Your answer should reproduce every line of the material in which the word "JSON" occurs.

**********

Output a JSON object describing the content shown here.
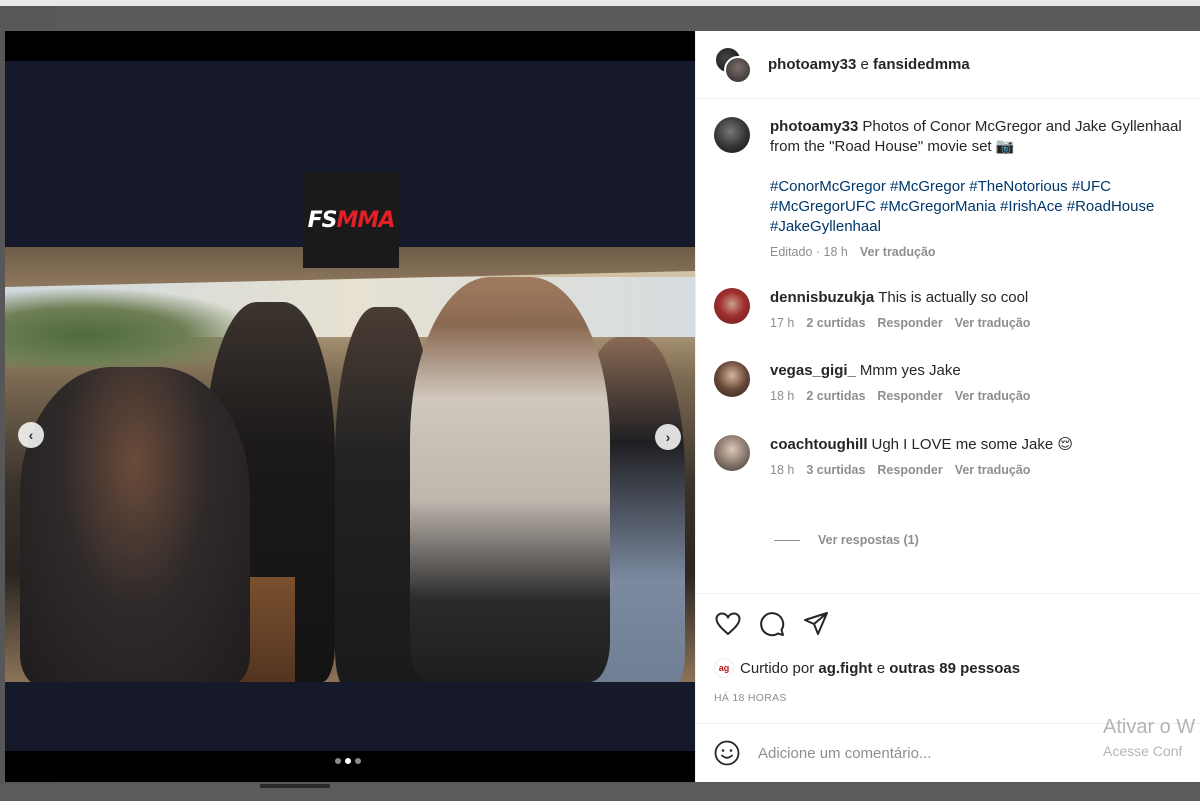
{
  "post": {
    "header": {
      "user1": "photoamy33",
      "joiner": "e",
      "user2": "fansidedmma"
    },
    "media": {
      "logo": {
        "part1": "FS",
        "part2": "MMA"
      },
      "prev_icon": "chevron-left-icon",
      "next_icon": "chevron-right-icon",
      "slides_total": 3,
      "active_slide": 2
    },
    "caption": {
      "username": "photoamy33",
      "text": "Photos of Conor McGregor and Jake Gyllenhaal from the \"Road House\" movie set 📷",
      "hashtags": "#ConorMcGregor #McGregor #TheNotorious #UFC #McGregorUFC #McGregorMania #IrishAce #RoadHouse #JakeGyllenhaal",
      "edited": "Editado · 18 h",
      "translate": "Ver tradução"
    },
    "comments": [
      {
        "username": "dennisbuzukja",
        "text": "This is actually so cool",
        "time": "17 h",
        "likes": "2 curtidas",
        "reply": "Responder",
        "translate": "Ver tradução"
      },
      {
        "username": "vegas_gigi_",
        "text": "Mmm yes Jake",
        "time": "18 h",
        "likes": "2 curtidas",
        "reply": "Responder",
        "translate": "Ver tradução"
      },
      {
        "username": "coachtoughill",
        "text": "Ugh I LOVE me some Jake 😌",
        "time": "18 h",
        "likes": "3 curtidas",
        "reply": "Responder",
        "translate": "Ver tradução"
      }
    ],
    "view_replies": "Ver respostas (1)",
    "liked_by": {
      "prefix": "Curtido por",
      "user": "ag.fight",
      "joiner": "e",
      "others": "outras 89 pessoas",
      "avatar_text": "ag"
    },
    "time_ago": "HÁ 18 HORAS",
    "add_comment": {
      "placeholder": "Adicione um comentário..."
    },
    "icons": {
      "like": "heart-icon",
      "comment": "comment-icon",
      "share": "share-icon",
      "emoji": "smiley-icon"
    }
  },
  "watermark": {
    "title": "Ativar o W",
    "subtitle": "Acesse Conf"
  },
  "colors": {
    "link": "#00376b",
    "muted": "#8e8e8e",
    "text": "#262626",
    "brand_red": "#e11f26"
  }
}
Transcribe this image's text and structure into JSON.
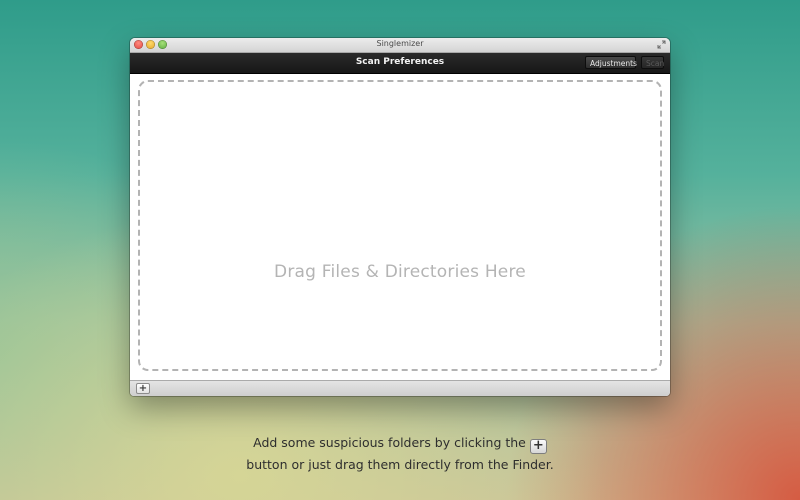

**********

EXERCISE RESPONSE:
Output a JSON object describing the content shown here.
Transcribe this image's text and structure into JSON.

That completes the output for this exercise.